While end of year retrospectives may seem like a good way for journalists to fill column inches during a period traditionally bereft of good new source material, I think it is healthy to be reminded of the recent past, to re-evaluate events within a wider context and a little bit of hindsight, and also marvel at how things which now seem so distant were actually recent (for example the day that London turned white).
Highlights for me in 2009 have undoubtedly been changing job, getting married and buying a flat—2010 is going to have a hard time living up to that! Holiday destinations in 2009 included San Francisco (including an amazing day of ski-ing in the sunshine in Tahoe), Gdansk and Sussex.
The three events mentioned in highlights did not leave me very much time to write about these trips here, or in fact write very much at all. There was also less need for me to write here to draw people’s attention to something: if I publish my photographs to Picasa Web then they are automatically pulled into Facebook and my friends are notified through in their new feed. The biggest change in web publishing in 2009 was not actually about the publication but consumption: twitter and the aforementioned Facebook news stream have provided non-techies with an interface to a facility geeks have had for years with a feed reader.

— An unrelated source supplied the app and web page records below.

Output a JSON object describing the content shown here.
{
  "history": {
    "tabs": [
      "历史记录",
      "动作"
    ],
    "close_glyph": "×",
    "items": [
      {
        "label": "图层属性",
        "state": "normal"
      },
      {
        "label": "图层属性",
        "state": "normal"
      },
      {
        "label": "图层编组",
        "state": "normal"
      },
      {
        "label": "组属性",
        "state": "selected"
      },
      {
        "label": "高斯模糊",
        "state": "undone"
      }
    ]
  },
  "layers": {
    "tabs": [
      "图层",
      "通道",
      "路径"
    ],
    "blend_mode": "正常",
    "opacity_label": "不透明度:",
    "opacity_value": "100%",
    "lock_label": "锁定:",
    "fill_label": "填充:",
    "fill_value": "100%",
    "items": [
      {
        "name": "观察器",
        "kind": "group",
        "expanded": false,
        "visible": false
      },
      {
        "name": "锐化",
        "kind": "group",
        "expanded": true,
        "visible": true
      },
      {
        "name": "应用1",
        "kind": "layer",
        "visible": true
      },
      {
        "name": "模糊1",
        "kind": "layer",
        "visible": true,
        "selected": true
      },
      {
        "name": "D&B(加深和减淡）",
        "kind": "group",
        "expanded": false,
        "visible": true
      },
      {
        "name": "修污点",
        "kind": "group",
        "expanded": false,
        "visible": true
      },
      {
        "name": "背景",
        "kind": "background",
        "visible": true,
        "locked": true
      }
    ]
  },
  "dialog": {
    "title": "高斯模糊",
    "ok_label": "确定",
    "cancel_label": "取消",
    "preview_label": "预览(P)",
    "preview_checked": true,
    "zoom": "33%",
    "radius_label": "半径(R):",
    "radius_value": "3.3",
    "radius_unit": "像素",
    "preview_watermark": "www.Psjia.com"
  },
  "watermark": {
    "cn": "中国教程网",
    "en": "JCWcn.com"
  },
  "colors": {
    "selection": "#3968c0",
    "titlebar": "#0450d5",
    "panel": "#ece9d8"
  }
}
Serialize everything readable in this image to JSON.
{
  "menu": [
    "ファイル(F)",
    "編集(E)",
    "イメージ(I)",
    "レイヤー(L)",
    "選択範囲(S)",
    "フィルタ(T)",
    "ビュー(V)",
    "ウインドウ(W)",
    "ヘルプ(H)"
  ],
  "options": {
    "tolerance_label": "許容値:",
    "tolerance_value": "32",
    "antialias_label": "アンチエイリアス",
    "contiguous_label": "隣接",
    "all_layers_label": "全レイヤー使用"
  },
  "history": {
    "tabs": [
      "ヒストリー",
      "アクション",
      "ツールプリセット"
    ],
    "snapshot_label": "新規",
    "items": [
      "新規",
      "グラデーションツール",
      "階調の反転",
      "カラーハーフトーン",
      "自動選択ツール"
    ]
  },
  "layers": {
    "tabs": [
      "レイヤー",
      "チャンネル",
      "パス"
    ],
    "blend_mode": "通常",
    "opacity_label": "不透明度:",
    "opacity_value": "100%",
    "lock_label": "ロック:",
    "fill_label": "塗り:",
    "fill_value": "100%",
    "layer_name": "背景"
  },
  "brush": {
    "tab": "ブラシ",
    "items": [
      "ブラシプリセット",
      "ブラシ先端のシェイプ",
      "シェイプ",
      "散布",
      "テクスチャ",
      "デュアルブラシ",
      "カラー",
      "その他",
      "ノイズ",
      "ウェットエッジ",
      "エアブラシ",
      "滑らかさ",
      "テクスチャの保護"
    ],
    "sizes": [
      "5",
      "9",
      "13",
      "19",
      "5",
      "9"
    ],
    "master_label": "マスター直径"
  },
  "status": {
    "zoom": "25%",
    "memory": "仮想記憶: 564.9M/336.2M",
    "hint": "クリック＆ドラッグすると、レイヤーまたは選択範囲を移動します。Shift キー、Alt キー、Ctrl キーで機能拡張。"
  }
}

Traditionally, at this point, a review article should turn towards predictions for the new year. I do not have a prediction but a hope, that having to register individually for websites will become to be regarded as outmoded and unfashionable as blinking text. Not for important (or even semi-important) websites, but for “disposable” logins of low importance, privacy and security, I should really like to avoid having to generate a user/password combination and go through the rigamarole of “verification”. Do I ask too much?
Happy New Year.